:: Assignment ::
Print every record below exactly as it stands.

:: Data for review ::
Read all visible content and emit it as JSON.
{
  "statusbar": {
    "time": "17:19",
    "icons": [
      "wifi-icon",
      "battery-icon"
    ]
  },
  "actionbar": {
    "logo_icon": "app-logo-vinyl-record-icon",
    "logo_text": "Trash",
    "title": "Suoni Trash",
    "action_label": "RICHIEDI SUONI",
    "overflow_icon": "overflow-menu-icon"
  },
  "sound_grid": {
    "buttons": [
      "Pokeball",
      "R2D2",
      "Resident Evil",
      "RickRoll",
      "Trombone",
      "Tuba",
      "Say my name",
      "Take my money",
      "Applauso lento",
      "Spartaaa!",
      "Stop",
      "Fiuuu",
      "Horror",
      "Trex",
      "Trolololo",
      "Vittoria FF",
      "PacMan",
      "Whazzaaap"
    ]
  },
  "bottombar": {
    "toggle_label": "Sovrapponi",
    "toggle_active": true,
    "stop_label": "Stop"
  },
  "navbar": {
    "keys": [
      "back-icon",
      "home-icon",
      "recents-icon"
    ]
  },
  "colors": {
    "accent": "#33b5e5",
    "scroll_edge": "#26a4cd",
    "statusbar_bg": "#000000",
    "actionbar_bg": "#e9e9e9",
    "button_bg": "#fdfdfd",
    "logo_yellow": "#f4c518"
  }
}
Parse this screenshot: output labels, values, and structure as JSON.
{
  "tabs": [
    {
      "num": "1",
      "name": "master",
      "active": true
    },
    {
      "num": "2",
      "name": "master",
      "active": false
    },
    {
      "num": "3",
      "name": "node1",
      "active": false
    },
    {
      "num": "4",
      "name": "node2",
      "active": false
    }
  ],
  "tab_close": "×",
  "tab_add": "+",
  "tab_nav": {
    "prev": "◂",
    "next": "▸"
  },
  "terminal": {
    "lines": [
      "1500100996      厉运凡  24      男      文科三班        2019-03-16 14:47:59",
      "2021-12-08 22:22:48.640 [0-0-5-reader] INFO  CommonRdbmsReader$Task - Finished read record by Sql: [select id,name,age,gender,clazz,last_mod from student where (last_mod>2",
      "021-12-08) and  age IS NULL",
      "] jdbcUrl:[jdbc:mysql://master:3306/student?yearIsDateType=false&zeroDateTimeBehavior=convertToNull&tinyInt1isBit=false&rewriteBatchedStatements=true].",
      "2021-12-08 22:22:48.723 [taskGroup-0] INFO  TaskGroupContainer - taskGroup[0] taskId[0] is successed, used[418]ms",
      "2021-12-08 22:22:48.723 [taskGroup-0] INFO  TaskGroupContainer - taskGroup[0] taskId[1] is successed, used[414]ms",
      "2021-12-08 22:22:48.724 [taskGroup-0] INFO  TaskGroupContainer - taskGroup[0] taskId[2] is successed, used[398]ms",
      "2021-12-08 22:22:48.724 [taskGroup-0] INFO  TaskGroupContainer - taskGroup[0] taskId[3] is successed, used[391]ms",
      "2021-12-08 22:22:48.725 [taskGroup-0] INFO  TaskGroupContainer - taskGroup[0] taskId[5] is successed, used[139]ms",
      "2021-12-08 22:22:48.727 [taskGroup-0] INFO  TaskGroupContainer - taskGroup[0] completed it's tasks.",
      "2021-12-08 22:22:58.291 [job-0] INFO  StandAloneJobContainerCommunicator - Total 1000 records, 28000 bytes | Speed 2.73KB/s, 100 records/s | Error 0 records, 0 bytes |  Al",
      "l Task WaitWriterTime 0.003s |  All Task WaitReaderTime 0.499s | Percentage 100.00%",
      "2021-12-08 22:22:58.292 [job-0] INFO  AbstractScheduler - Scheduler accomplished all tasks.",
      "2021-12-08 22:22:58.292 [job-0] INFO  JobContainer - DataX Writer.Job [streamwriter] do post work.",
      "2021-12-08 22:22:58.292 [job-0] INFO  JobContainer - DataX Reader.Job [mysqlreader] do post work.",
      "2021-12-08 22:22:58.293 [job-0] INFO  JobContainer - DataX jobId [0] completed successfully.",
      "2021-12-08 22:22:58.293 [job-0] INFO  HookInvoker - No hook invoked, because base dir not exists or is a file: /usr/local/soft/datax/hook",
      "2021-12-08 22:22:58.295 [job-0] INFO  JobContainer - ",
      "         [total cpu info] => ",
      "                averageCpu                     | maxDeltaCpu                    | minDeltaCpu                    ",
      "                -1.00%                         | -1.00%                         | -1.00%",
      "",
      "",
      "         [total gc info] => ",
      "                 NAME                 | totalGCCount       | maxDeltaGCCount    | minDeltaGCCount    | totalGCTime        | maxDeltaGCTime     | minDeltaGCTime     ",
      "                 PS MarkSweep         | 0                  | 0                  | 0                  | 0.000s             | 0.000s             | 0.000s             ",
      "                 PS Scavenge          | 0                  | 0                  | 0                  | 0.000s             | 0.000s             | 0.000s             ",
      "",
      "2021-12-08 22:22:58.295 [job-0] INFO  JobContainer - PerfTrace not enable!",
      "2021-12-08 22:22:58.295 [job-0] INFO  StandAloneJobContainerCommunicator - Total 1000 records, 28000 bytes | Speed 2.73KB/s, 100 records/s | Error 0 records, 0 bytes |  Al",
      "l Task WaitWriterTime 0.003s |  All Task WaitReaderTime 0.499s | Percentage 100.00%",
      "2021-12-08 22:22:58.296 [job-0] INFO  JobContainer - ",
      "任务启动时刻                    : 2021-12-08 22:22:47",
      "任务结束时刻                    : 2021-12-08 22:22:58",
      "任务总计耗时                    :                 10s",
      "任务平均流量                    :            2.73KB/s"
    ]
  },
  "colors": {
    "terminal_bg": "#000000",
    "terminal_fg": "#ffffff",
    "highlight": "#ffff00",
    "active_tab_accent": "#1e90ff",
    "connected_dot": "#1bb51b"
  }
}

:: Answer box ::
Read all visible content and emit it as JSON.
{
  "statusbar": {
    "time": "17:19",
    "icons": [
      "wifi-icon",
      "battery-icon"
    ]
  },
  "actionbar": {
    "logo_icon": "app-logo-vinyl-record-icon",
    "logo_text": "Trash",
    "title": "Suoni Trash",
    "action_label": "RICHIEDI SUONI",
    "overflow_icon": "overflow-menu-icon"
  },
  "sound_grid": {
    "buttons": [
      "Pokeball",
      "R2D2",
      "Resident Evil",
      "RickRoll",
      "Trombone",
      "Tuba",
      "Say my name",
      "Take my money",
      "Applauso lento",
      "Spartaaa!",
      "Stop",
      "Fiuuu",
      "Horror",
      "Trex",
      "Trolololo",
      "Vittoria FF",
      "PacMan",
      "Whazzaaap"
    ]
  },
  "bottombar": {
    "toggle_label": "Sovrapponi",
    "toggle_active": true,
    "stop_label": "Stop"
  },
  "navbar": {
    "keys": [
      "back-icon",
      "home-icon",
      "recents-icon"
    ]
  },
  "colors": {
    "accent": "#33b5e5",
    "scroll_edge": "#26a4cd",
    "statusbar_bg": "#000000",
    "actionbar_bg": "#e9e9e9",
    "button_bg": "#fdfdfd",
    "logo_yellow": "#f4c518"
  }
}
Parse this screenshot: output labels, values, and structure as JSON.
{
  "tabs": [
    {
      "num": "1",
      "name": "master",
      "active": true
    },
    {
      "num": "2",
      "name": "master",
      "active": false
    },
    {
      "num": "3",
      "name": "node1",
      "active": false
    },
    {
      "num": "4",
      "name": "node2",
      "active": false
    }
  ],
  "tab_close": "×",
  "tab_add": "+",
  "tab_nav": {
    "prev": "◂",
    "next": "▸"
  },
  "terminal": {
    "lines": [
      "1500100996      厉运凡  24      男      文科三班        2019-03-16 14:47:59",
      "2021-12-08 22:22:48.640 [0-0-5-reader] INFO  CommonRdbmsReader$Task - Finished read record by Sql: [select id,name,age,gender,clazz,last_mod from student where (last_mod>2",
      "021-12-08) and  age IS NULL",
      "] jdbcUrl:[jdbc:mysql://master:3306/student?yearIsDateType=false&zeroDateTimeBehavior=convertToNull&tinyInt1isBit=false&rewriteBatchedStatements=true].",
      "2021-12-08 22:22:48.723 [taskGroup-0] INFO  TaskGroupContainer - taskGroup[0] taskId[0] is successed, used[418]ms",
      "2021-12-08 22:22:48.723 [taskGroup-0] INFO  TaskGroupContainer - taskGroup[0] taskId[1] is successed, used[414]ms",
      "2021-12-08 22:22:48.724 [taskGroup-0] INFO  TaskGroupContainer - taskGroup[0] taskId[2] is successed, used[398]ms",
      "2021-12-08 22:22:48.724 [taskGroup-0] INFO  TaskGroupContainer - taskGroup[0] taskId[3] is successed, used[391]ms",
      "2021-12-08 22:22:48.725 [taskGroup-0] INFO  TaskGroupContainer - taskGroup[0] taskId[5] is successed, used[139]ms",
      "2021-12-08 22:22:48.727 [taskGroup-0] INFO  TaskGroupContainer - taskGroup[0] completed it's tasks.",
      "2021-12-08 22:22:58.291 [job-0] INFO  StandAloneJobContainerCommunicator - Total 1000 records, 28000 bytes | Speed 2.73KB/s, 100 records/s | Error 0 records, 0 bytes |  Al",
      "l Task WaitWriterTime 0.003s |  All Task WaitReaderTime 0.499s | Percentage 100.00%",
      "2021-12-08 22:22:58.292 [job-0] INFO  AbstractScheduler - Scheduler accomplished all tasks.",
      "2021-12-08 22:22:58.292 [job-0] INFO  JobContainer - DataX Writer.Job [streamwriter] do post work.",
      "2021-12-08 22:22:58.292 [job-0] INFO  JobContainer - DataX Reader.Job [mysqlreader] do post work.",
      "2021-12-08 22:22:58.293 [job-0] INFO  JobContainer - DataX jobId [0] completed successfully.",
      "2021-12-08 22:22:58.293 [job-0] INFO  HookInvoker - No hook invoked, because base dir not exists or is a file: /usr/local/soft/datax/hook",
      "2021-12-08 22:22:58.295 [job-0] INFO  JobContainer - ",
      "         [total cpu info] => ",
      "                averageCpu                     | maxDeltaCpu                    | minDeltaCpu                    ",
      "                -1.00%                         | -1.00%                         | -1.00%",
      "",
      "",
      "         [total gc info] => ",
      "                 NAME                 | totalGCCount       | maxDeltaGCCount    | minDeltaGCCount    | totalGCTime        | maxDeltaGCTime     | minDeltaGCTime     ",
      "                 PS MarkSweep         | 0                  | 0                  | 0                  | 0.000s             | 0.000s             | 0.000s             ",
      "                 PS Scavenge          | 0                  | 0                  | 0                  | 0.000s             | 0.000s             | 0.000s             ",
      "",
      "2021-12-08 22:22:58.295 [job-0] INFO  JobContainer - PerfTrace not enable!",
      "2021-12-08 22:22:58.295 [job-0] INFO  StandAloneJobContainerCommunicator - Total 1000 records, 28000 bytes | Speed 2.73KB/s, 100 records/s | Error 0 records, 0 bytes |  Al",
      "l Task WaitWriterTime 0.003s |  All Task WaitReaderTime 0.499s | Percentage 100.00%",
      "2021-12-08 22:22:58.296 [job-0] INFO  JobContainer - ",
      "任务启动时刻                    : 2021-12-08 22:22:47",
      "任务结束时刻                    : 2021-12-08 22:22:58",
      "任务总计耗时                    :                 10s",
      "任务平均流量                    :            2.73KB/s"
    ]
  },
  "colors": {
    "terminal_bg": "#000000",
    "terminal_fg": "#ffffff",
    "highlight": "#ffff00",
    "active_tab_accent": "#1e90ff",
    "connected_dot": "#1bb51b"
  }
}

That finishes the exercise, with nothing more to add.